We don’t know what’s going to happen rain-wise for us this spring. Symptoms can become worse for the allergy sufferer if the body reacts to the disappearance of the pollen following its initial appearance only to have to have more of it later in the spring. According to Dr. Stanley Fineman, an allergist with the Atlanta Allergy and Asthma Clinic, “You become sensitized to it, so when you’re…re-exposed, you can get an even more violent allergic reaction.”

Here’s to a sneezeless spring for you allergy sufferers.

What’s Blooming Now?

I confess I live vicariously through other people’s gardens mostly at this time of year. While I’m quite content to live in partial shade during the warm months of the year I miss having winter sun to jump start the early spring show of flowers. Everything arrives later in my garden. My flowering cherry and plums never disappoint but I see the fragrant winter daphne already in full bloom in Ben Lomond. I have plant envy.

Edgeworthia chrysantha

If you yearn for fragrant flowers have I got the plant for you. Paperbush Plant or Yellow Daphne as it’s sometimes called (Edgeworthia chrysantha) is related to daphne and shares that intoxicating scent. My friend has one of these. You know, the friend who shall remain nameless but writes the food column for this paper. Anyway, hers is starting to open and those butter-yellow flower clusters are as unique as anything you’ll ever see.

This deciduous shrub makes a fine backdrop in a dappled shade garden. Later in the spring it will fill out with slender blue-green foliage that turns yellow in the fall. Edgeworthia transforms into a glorious neatly mounding shrub in the summertime. Even the bark rises to the occasion being both beautiful and useful. Used for wallpaper and calligraphy paper now, historically it was used to make Japanese bank notes. You can even use the supple stems in wreaths as they are easily knotted.

Variegated Winter Daphne

I had to wait a couple years for my variegated winter daphne to settle in before setting flowers. This winter the flower clusters are about ready to open. There’s something special about a plant that will bloom in winter, hold up to rain and scent the garden all at the same time. With beautiful rosy-pink flower clusters and attractive yellow-margined variegated foliage, winter daphne make a great foundation plant for dappled shade gardens. They are deer resistant and have low water requirements during the summer. What’s not to love?

helleborus orientalis

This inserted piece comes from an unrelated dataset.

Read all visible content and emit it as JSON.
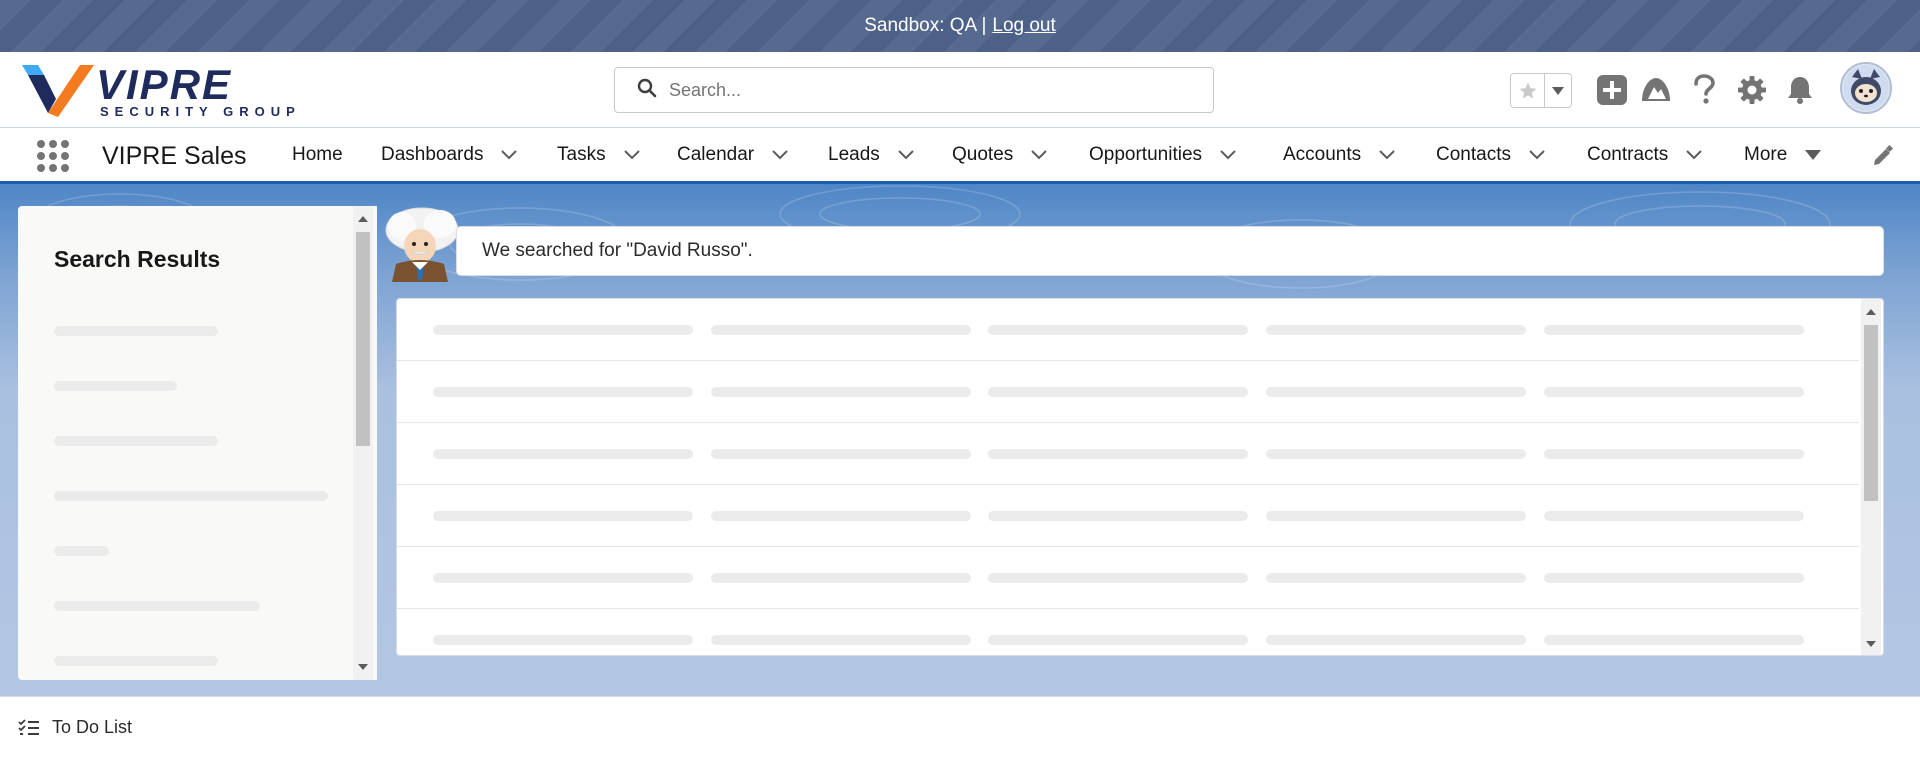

Also here in my own garden the hellebore flowers are holding up well. One of my favorites is called Cinnamon Snow but I have a couple that bloom with spectacular double flowers they are beautiful also. All of the varieties of this buttercup relative accept wind, rain, cold and less than perfect soil while getting by with only moderate watering in the shady summer garden. Deer aren’t attracted to them either.

Another tough plant that can take weather extremes is the Lily-of-the-Valley shrub (Pieris japonica). There are many varieties of this early winter bloomer. Some have pure white flowers, other sport various shades of pink or dark rose. Mine is the smaller variegated foliage model with dainty, drooping clusters of pure white flowers in early spring. Right now it is covered with flower buds so dense that you’d think it was already blooming. The new growth in the spring has a beautiful pink tint. This shrub will hold up to the wildest weather. Another plus for the Lily-of-the-Valley shrub is that is useful for fire-scaping in the landscape and it isn’t on the menu for deer either.

A favorite of birds and indoor floral arrangers is the evergreen mahonia. Plant a mahonia if you want to attract winter hummingbirds. They are blooming now with bright yellow flower clusters that will last for months. Each flower will set a purple berry looking like a cluster of grapes. The edible berries make good jelly, too. There are 70 varieties of mahonia including our own native Oregon Grape which grows in the understory of Douglas fir forests. Mahonia aquifolium is resistant to summer drought, tolerates poor soil and doesn’t create a lot of leaf litter.